Cancer antigen 125 (or “CA-125”) is a protein found in ovarian cancer cells. The protein is produced by the cells and is also found in the blood.
The CA-125 blood test is used to measure the amount of CA-125 protein in the bloodstream. Measurement of the protein using the CA-125 test is used to track response to treatment for ovarian cancer. It is not used to screen for ovarian cancer because it can appear in high levels during pregnancy, pelvic infections, or during normal menstruation.
High levels of this protein can also be seen in other disorders of the female reproductive system such as infections and noncancerous and cancerous growths.
The CA-125 test is often ordered to monitor the progression of ovarian cancer. Baseline CA-125 levels are measured before a patient undergoes treatment for ovarian cancer. A drop in CA-125 levels during and following treatment indicates that treatment has been successful. Increases in CA-125 levels following treatment may indicate a recurrence of the disease.
Following treatment for ovarian cancer, the CA-125 test is used for several years to ensure treatment success. In particular, a CA-125 test is typically ordered every two to four months for the first two years following the completion of cancer treatment. After this time period, the test is ordered every six months for three years and then annually.
It is important to stress again that the CA-125 test should not be ordered as a screening test for ovarian cancer because there are other disorders that can have elevated levels such as:
- uterine fibroids or noncancerous growths in the uterus
- endometriosis, a condition where cells of the uterus grow in other areas of the body such as the ovaries, bowel, and bladder
- pelvic inflammatory disease (PID), a disorder involving inflammation of the uterus, fallopian tubes, or ovaries
- endometrial and fallopian tube cancers
According to the Mayo Clinic, the CA-125 test is not recommended for women who have only an average risk for ovarian cancer. Women who have a high risk for ovarian cancer, for instance, those who have had positive testing for breast cancer genes like BRCA1 and BRCA2, may choose to have periodic CA-125 testing performed (Mayo Clinic, 2011).
The CA-125 test is typically administered by a healthcare professional in a clinical setting. Patients must provide a blood sample. This sample is commonly extracted from the arm through a needle. The blood is collected in a tube and sent to a laboratory for analysis. Once the results have been reported by the lab your physician will be able to discuss them with you.

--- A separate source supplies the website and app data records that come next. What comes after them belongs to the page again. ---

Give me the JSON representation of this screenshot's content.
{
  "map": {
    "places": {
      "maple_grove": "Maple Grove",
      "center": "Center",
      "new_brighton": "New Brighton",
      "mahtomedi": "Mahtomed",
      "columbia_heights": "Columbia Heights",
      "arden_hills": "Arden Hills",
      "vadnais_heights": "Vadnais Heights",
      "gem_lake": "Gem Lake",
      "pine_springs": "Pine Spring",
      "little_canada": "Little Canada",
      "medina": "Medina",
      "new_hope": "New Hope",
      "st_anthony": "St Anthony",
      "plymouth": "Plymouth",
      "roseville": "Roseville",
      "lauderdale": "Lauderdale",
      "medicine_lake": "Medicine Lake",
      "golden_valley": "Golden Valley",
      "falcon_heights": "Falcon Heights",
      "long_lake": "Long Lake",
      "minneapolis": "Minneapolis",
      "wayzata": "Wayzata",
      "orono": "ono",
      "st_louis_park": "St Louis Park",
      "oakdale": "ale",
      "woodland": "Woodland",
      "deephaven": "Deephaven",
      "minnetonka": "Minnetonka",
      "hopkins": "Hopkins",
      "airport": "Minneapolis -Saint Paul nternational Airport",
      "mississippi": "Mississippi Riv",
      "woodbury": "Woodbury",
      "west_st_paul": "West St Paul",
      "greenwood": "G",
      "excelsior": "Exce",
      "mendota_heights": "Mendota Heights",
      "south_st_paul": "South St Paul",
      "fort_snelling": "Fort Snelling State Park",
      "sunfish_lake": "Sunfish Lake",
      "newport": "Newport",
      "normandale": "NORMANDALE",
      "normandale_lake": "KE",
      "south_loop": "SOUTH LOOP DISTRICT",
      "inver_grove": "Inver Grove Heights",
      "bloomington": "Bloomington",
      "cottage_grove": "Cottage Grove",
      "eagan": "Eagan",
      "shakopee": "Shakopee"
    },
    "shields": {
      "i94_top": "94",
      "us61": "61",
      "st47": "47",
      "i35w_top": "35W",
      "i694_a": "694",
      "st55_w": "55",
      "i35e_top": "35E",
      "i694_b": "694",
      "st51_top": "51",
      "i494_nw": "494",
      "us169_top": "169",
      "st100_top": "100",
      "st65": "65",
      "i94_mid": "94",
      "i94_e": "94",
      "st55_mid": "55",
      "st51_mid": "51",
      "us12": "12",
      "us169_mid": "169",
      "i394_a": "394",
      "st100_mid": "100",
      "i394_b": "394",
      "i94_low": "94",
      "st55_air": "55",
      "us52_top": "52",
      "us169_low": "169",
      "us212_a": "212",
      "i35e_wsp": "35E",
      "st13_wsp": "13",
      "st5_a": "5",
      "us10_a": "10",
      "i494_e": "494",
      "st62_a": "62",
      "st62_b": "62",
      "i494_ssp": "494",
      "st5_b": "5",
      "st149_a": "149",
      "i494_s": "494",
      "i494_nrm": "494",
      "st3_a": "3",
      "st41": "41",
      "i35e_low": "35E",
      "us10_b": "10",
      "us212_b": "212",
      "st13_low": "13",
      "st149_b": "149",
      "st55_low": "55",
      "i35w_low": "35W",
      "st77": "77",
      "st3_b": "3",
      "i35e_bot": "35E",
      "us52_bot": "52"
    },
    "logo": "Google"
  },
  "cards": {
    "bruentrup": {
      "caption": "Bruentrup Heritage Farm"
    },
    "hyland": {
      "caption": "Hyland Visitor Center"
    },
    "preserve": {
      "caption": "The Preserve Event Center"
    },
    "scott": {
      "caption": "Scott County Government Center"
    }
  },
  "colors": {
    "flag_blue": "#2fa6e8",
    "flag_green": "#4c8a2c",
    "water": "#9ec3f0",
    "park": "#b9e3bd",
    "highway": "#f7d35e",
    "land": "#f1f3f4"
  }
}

The CA-125 test is a blood test that carries with it minimal risks for the patient. The risks of the test are common to all blood tests and include:
Results from the CA-125 test will vary based on the laboratory completing the analysis. In most instances, CA-125 levels are considered elevated if they are above 35 U/mL.
Elevated levels of CA-125 do not necessarily confirm the presence of ovarian cancer or any other type of cancer. CA-125 levels may be elevated due to a number of reproductive health issues. Patients must discuss the results with their healthcare provider to determine if additional testing is required.
Physicians treating a patient with ovarian cancer can use the CA-125 test to help determine if treatment is effective. If CA-125 levels remain unchanged or increase during treatment, this indicates that the cancer is not responding to treatment. Physicians may need to consider alternative treatment to combat the disease. A decline in CA-125 levels during treatment indicates that the cancer is responding to treatment.
Some women diagnosed with ovarian cancer have normal baseline levels of CA-125. These patients typically have tumors that are not producing the CA-125 protein. In these cases, CA-125 will not help to monitor the progression of cancer. According to the Mayo Clinic, although CA-125 monitoring can be a useful addition to evaluating treatment of ovarian cancer, doing so hasn’t been shown to improve the treatment outcome. It is only one of several ways your physician will evaluate the effectiveness of your treatment (Mayo Clinic, 2011).